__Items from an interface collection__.
=====

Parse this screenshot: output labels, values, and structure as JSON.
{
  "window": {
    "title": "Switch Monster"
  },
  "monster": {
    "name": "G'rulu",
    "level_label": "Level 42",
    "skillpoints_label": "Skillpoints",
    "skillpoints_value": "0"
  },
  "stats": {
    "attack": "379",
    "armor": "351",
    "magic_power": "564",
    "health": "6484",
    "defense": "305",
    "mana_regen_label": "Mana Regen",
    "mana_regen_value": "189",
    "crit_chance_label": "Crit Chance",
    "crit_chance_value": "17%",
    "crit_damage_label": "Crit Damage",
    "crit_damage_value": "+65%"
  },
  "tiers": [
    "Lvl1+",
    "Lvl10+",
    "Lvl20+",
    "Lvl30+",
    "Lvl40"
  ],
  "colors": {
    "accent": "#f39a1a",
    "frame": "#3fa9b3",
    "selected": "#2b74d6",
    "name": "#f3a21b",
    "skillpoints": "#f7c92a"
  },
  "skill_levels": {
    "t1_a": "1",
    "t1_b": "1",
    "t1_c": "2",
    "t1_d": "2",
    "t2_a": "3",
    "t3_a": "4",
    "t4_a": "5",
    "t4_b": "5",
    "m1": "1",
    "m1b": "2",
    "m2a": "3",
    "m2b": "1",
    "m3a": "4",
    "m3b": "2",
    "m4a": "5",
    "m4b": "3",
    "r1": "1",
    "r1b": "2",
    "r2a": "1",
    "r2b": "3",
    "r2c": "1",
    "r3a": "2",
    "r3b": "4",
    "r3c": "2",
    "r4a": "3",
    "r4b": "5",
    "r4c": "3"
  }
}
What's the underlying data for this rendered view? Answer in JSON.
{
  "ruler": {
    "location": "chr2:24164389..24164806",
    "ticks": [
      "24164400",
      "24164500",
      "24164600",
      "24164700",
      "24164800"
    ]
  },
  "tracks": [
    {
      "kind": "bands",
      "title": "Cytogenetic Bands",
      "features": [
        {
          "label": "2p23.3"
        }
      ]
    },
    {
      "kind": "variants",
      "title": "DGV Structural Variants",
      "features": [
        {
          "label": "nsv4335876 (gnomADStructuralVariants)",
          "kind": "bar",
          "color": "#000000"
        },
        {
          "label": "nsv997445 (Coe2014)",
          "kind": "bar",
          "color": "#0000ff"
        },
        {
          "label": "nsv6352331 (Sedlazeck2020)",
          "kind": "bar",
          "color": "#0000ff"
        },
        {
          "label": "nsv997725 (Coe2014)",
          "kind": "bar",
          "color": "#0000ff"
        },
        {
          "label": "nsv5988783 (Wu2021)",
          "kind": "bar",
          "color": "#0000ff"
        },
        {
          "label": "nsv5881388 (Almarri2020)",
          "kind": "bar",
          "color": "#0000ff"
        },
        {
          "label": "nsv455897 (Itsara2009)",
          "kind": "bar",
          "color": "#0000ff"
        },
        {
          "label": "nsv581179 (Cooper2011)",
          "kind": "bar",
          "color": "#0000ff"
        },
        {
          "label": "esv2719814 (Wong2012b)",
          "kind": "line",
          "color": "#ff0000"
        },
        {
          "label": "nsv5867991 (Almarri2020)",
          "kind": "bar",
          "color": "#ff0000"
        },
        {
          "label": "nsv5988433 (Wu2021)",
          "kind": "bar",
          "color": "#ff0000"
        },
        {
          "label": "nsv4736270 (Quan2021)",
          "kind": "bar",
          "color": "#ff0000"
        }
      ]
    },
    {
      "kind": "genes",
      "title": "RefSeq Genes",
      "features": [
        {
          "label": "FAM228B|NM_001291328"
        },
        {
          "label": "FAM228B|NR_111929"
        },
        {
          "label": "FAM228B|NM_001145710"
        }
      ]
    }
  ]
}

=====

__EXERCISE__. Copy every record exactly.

__ANSWER TO THIS TASK__.
Parse this screenshot: output labels, values, and structure as JSON.
{
  "window": {
    "title": "Switch Monster"
  },
  "monster": {
    "name": "G'rulu",
    "level_label": "Level 42",
    "skillpoints_label": "Skillpoints",
    "skillpoints_value": "0"
  },
  "stats": {
    "attack": "379",
    "armor": "351",
    "magic_power": "564",
    "health": "6484",
    "defense": "305",
    "mana_regen_label": "Mana Regen",
    "mana_regen_value": "189",
    "crit_chance_label": "Crit Chance",
    "crit_chance_value": "17%",
    "crit_damage_label": "Crit Damage",
    "crit_damage_value": "+65%"
  },
  "tiers": [
    "Lvl1+",
    "Lvl10+",
    "Lvl20+",
    "Lvl30+",
    "Lvl40"
  ],
  "colors": {
    "accent": "#f39a1a",
    "frame": "#3fa9b3",
    "selected": "#2b74d6",
    "name": "#f3a21b",
    "skillpoints": "#f7c92a"
  },
  "skill_levels": {
    "t1_a": "1",
    "t1_b": "1",
    "t1_c": "2",
    "t1_d": "2",
    "t2_a": "3",
    "t3_a": "4",
    "t4_a": "5",
    "t4_b": "5",
    "m1": "1",
    "m1b": "2",
    "m2a": "3",
    "m2b": "1",
    "m3a": "4",
    "m3b": "2",
    "m4a": "5",
    "m4b": "3",
    "r1": "1",
    "r1b": "2",
    "r2a": "1",
    "r2b": "3",
    "r2c": "1",
    "r3a": "2",
    "r3b": "4",
    "r3c": "2",
    "r4a": "3",
    "r4b": "5",
    "r4c": "3"
  }
}
What's the underlying data for this rendered view? Answer in JSON.
{
  "ruler": {
    "location": "chr2:24164389..24164806",
    "ticks": [
      "24164400",
      "24164500",
      "24164600",
      "24164700",
      "24164800"
    ]
  },
  "tracks": [
    {
      "kind": "bands",
      "title": "Cytogenetic Bands",
      "features": [
        {
          "label": "2p23.3"
        }
      ]
    },
    {
      "kind": "variants",
      "title": "DGV Structural Variants",
      "features": [
        {
          "label": "nsv4335876 (gnomADStructuralVariants)",
          "kind": "bar",
          "color": "#000000"
        },
        {
          "label": "nsv997445 (Coe2014)",
          "kind": "bar",
          "color": "#0000ff"
        },
        {
          "label": "nsv6352331 (Sedlazeck2020)",
          "kind": "bar",
          "color": "#0000ff"
        },
        {
          "label": "nsv997725 (Coe2014)",
          "kind": "bar",
          "color": "#0000ff"
        },
        {
          "label": "nsv5988783 (Wu2021)",
          "kind": "bar",
          "color": "#0000ff"
        },
        {
          "label": "nsv5881388 (Almarri2020)",
          "kind": "bar",
          "color": "#0000ff"
        },
        {
          "label": "nsv455897 (Itsara2009)",
          "kind": "bar",
          "color": "#0000ff"
        },
        {
          "label": "nsv581179 (Cooper2011)",
          "kind": "bar",
          "color": "#0000ff"
        },
        {
          "label": "esv2719814 (Wong2012b)",
          "kind": "line",
          "color": "#ff0000"
        },
        {
          "label": "nsv5867991 (Almarri2020)",
          "kind": "bar",
          "color": "#ff0000"
        },
        {
          "label": "nsv5988433 (Wu2021)",
          "kind": "bar",
          "color": "#ff0000"
        },
        {
          "label": "nsv4736270 (Quan2021)",
          "kind": "bar",
          "color": "#ff0000"
        }
      ]
    },
    {
      "kind": "genes",
      "title": "RefSeq Genes",
      "features": [
        {
          "label": "FAM228B|NM_001291328"
        },
        {
          "label": "FAM228B|NR_111929"
        },
        {
          "label": "FAM228B|NM_001145710"
        }
      ]
    }
  ]
}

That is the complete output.